• **PROBLEM STATEMENT**: Scan the records below. List lines holding "succeeded".
----- WORKING DATA
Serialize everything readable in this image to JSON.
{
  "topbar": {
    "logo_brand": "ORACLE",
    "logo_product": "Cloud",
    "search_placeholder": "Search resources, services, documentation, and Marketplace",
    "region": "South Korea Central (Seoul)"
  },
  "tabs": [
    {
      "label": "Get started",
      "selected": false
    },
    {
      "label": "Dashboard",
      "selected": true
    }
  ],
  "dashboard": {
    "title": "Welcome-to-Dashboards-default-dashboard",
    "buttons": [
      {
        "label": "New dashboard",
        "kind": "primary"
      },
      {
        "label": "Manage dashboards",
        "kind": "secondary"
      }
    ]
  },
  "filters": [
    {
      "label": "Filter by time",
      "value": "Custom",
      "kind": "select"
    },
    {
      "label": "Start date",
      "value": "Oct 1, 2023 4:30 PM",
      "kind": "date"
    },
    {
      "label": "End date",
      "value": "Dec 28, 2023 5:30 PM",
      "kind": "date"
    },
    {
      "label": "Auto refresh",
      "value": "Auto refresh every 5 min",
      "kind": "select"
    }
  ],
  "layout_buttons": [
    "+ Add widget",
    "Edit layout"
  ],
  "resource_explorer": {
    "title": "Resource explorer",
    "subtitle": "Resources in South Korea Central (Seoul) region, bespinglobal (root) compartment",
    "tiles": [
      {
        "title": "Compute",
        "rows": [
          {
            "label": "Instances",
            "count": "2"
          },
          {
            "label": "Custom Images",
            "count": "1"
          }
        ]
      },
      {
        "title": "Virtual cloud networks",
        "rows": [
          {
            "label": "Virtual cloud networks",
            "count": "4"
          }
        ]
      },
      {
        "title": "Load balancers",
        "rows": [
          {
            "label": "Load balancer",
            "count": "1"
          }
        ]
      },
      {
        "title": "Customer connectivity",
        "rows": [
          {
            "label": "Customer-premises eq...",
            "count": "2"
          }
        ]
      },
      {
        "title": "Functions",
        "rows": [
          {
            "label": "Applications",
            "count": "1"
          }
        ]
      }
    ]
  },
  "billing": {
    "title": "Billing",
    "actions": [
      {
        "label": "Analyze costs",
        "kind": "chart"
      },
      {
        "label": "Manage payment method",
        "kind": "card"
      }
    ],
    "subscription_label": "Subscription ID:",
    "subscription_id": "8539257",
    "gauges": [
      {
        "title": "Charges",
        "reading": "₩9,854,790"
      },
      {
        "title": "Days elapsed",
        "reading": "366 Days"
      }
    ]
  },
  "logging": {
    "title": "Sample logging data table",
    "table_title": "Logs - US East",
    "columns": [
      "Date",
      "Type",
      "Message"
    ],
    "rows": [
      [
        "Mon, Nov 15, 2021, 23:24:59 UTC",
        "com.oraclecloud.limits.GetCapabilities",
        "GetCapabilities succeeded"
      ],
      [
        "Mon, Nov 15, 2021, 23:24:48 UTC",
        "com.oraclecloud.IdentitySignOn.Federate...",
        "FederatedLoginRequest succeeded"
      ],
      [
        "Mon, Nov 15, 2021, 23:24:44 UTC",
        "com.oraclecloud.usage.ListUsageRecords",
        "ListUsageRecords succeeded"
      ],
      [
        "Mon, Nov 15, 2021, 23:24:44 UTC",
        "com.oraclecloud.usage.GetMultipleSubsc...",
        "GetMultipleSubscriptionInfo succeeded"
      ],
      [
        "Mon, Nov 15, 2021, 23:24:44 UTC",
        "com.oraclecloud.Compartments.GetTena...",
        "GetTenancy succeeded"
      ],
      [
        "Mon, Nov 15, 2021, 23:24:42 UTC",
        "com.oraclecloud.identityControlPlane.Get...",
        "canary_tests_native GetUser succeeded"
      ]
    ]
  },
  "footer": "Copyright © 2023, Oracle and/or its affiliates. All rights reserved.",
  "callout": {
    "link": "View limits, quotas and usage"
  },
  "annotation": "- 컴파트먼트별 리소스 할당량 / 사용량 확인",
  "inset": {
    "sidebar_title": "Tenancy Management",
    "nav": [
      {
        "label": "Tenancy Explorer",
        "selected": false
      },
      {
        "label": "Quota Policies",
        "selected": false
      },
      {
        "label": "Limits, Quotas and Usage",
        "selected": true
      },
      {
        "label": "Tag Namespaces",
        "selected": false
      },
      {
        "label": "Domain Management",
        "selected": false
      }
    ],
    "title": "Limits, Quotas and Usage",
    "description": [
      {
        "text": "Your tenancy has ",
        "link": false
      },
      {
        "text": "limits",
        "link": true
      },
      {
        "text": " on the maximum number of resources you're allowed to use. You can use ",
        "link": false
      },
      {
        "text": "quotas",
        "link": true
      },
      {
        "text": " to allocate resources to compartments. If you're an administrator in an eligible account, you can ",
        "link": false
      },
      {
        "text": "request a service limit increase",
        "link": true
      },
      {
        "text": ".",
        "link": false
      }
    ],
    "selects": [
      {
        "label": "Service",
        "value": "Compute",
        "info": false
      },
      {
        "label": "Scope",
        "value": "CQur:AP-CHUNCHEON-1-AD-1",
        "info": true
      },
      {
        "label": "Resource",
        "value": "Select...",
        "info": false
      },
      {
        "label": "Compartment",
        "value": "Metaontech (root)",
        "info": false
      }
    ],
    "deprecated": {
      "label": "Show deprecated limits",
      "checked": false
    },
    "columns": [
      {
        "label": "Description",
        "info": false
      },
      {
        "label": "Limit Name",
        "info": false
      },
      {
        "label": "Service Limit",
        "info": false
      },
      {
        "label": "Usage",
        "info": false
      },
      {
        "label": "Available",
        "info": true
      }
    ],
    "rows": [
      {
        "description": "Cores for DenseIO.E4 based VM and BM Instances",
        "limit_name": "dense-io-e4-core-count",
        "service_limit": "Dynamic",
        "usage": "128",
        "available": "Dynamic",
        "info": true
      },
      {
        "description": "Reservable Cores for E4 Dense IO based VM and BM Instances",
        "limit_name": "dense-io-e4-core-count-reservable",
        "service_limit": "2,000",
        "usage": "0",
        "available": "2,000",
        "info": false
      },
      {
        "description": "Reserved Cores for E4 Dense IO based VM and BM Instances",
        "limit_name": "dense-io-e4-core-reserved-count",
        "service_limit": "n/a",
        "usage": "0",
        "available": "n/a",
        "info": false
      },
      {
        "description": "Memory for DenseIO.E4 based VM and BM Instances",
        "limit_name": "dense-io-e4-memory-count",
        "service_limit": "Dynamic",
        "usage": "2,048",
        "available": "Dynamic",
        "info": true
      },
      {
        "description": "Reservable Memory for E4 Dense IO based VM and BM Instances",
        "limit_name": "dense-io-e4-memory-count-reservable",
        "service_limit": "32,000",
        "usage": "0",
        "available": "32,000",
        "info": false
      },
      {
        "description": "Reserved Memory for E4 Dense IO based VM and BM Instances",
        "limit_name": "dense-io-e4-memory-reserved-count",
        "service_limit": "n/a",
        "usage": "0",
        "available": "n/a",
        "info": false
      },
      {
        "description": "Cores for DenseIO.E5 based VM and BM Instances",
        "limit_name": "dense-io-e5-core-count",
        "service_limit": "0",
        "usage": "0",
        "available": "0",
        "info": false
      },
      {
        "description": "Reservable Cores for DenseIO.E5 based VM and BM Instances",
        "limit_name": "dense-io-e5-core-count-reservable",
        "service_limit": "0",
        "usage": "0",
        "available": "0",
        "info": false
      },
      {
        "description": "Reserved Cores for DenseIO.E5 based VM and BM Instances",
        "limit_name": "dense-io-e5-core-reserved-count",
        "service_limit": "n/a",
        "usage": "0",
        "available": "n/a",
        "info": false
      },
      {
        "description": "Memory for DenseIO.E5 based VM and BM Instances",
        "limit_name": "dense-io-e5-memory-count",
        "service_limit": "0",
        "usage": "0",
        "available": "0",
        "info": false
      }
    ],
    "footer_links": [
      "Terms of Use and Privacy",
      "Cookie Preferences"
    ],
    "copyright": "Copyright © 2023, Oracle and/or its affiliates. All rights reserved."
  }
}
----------
• **EXPECTED OUTPUT**:
        "GetCapabilities succeeded"
        "FederatedLoginRequest succeeded"
        "ListUsageRecords succeeded"
        "GetMultipleSubscriptionInfo succeeded"
        "GetTenancy succeeded"
        "canary_tests_native GetUser succeeded"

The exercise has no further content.